◆ About this task ◆
Search the data for the string "Corner" and extract every line where it appears.

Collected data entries
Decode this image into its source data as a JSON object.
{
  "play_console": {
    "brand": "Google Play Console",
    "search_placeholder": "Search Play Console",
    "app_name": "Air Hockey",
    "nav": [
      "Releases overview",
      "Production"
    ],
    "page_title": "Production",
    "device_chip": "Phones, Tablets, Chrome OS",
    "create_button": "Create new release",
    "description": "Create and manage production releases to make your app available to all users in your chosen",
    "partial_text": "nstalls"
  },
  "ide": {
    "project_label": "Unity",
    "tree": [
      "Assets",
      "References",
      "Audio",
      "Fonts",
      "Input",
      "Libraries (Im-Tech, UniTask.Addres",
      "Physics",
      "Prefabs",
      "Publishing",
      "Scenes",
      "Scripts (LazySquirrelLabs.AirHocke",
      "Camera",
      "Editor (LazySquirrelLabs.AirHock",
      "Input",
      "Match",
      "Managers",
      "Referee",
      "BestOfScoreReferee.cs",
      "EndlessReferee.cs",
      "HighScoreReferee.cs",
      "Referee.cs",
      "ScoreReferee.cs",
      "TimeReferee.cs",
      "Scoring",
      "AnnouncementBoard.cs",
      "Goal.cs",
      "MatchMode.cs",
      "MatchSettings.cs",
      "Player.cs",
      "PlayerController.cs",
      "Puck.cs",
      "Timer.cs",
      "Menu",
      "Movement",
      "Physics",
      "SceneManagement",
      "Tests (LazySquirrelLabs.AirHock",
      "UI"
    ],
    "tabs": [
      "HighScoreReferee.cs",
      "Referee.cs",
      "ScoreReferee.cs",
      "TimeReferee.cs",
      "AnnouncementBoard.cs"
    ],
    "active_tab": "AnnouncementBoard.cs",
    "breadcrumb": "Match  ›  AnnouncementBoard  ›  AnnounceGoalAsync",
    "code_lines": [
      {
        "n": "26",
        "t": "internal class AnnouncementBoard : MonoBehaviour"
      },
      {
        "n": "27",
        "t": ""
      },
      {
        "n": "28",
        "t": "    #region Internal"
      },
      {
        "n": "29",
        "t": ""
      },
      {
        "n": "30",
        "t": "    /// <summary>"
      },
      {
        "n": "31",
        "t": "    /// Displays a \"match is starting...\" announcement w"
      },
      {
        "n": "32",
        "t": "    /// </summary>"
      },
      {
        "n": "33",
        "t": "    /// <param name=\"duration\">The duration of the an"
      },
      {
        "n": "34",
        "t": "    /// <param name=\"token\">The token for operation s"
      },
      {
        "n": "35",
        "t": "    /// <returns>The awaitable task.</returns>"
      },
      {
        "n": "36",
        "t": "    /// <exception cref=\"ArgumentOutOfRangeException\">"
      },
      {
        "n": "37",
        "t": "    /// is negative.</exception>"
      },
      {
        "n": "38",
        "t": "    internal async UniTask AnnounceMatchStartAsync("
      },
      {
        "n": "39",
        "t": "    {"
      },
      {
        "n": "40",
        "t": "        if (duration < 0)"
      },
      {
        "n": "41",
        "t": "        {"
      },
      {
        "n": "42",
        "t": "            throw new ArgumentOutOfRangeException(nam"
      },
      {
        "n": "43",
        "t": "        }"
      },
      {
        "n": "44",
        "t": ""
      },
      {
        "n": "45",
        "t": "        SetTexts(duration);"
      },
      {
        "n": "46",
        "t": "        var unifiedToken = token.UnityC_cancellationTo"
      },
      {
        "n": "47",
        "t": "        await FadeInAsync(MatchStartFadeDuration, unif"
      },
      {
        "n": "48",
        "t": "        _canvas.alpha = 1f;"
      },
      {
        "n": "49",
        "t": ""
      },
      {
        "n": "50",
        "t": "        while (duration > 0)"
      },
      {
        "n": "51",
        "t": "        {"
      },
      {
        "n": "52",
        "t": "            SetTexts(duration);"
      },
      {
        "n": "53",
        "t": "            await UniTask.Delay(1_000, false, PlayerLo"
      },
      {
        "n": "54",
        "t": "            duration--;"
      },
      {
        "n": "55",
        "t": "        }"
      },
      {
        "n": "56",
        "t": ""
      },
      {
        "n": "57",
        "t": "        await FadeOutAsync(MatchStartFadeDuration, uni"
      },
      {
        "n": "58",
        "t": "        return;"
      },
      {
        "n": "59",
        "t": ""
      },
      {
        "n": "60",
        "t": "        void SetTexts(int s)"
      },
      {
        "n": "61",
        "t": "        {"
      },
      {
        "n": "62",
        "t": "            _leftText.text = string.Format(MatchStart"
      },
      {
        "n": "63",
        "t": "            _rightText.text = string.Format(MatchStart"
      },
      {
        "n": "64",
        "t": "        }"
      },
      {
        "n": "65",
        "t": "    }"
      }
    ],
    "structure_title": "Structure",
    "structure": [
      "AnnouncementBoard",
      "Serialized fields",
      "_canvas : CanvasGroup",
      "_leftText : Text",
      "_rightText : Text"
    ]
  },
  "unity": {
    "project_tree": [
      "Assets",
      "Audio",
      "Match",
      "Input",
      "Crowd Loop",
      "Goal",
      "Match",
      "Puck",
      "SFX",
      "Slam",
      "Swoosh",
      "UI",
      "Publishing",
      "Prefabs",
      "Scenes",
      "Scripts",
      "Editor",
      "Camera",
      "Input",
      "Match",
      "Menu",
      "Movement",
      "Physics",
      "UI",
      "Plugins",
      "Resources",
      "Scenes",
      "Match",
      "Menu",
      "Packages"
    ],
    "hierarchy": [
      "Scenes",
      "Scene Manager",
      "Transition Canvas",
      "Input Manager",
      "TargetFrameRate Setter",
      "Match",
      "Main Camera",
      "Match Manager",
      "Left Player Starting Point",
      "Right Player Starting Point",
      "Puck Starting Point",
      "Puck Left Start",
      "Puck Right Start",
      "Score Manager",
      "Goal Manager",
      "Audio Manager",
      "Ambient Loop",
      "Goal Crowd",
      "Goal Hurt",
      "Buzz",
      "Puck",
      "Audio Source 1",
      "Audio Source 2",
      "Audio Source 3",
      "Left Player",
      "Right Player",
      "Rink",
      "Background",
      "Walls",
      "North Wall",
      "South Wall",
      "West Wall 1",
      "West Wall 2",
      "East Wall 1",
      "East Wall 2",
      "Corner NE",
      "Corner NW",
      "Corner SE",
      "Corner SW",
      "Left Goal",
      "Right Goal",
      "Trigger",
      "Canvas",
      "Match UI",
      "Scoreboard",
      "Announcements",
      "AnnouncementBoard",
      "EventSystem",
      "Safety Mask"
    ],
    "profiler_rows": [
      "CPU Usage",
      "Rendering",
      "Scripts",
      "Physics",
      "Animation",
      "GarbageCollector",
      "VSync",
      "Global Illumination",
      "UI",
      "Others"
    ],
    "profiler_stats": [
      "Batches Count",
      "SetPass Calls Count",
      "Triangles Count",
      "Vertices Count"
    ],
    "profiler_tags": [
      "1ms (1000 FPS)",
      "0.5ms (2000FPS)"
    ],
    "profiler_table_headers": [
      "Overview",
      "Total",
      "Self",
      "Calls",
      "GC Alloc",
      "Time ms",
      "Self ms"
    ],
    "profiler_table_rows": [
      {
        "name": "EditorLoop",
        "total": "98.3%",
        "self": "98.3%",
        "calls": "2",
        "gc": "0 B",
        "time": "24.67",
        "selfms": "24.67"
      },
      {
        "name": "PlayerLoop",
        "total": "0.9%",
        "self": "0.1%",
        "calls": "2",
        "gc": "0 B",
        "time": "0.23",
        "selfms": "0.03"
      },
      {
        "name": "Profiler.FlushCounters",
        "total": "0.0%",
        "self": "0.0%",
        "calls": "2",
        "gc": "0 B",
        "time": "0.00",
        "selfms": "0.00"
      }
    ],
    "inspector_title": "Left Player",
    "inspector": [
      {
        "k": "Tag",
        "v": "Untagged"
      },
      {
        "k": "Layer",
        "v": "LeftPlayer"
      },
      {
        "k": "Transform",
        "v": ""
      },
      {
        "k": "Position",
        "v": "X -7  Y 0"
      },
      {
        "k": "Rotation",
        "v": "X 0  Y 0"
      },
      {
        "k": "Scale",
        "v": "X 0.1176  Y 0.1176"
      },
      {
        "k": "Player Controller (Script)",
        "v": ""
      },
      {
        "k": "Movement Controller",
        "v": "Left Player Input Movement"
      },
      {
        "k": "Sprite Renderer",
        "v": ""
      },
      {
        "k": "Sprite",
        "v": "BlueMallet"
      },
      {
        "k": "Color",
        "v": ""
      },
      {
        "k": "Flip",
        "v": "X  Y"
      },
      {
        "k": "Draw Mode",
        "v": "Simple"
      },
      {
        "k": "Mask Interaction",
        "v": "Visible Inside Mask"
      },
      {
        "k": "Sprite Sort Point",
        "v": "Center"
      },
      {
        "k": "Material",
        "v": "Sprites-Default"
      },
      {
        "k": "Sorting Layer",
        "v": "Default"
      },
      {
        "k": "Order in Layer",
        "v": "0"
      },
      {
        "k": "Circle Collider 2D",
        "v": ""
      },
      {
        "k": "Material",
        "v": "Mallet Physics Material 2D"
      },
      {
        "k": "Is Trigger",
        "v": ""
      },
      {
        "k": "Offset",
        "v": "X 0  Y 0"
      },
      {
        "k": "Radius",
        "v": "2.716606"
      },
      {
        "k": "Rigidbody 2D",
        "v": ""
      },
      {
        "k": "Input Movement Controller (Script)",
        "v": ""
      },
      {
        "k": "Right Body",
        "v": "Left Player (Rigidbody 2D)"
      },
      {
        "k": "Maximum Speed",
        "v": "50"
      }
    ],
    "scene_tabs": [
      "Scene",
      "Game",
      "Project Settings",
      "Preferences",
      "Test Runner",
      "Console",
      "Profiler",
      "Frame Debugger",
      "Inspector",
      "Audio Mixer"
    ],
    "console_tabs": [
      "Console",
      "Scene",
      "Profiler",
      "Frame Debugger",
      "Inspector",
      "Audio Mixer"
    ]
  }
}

◆ Output for this task ◆
      "Corner NE",
      "Corner NW",
      "Corner SE",
      "Corner SW",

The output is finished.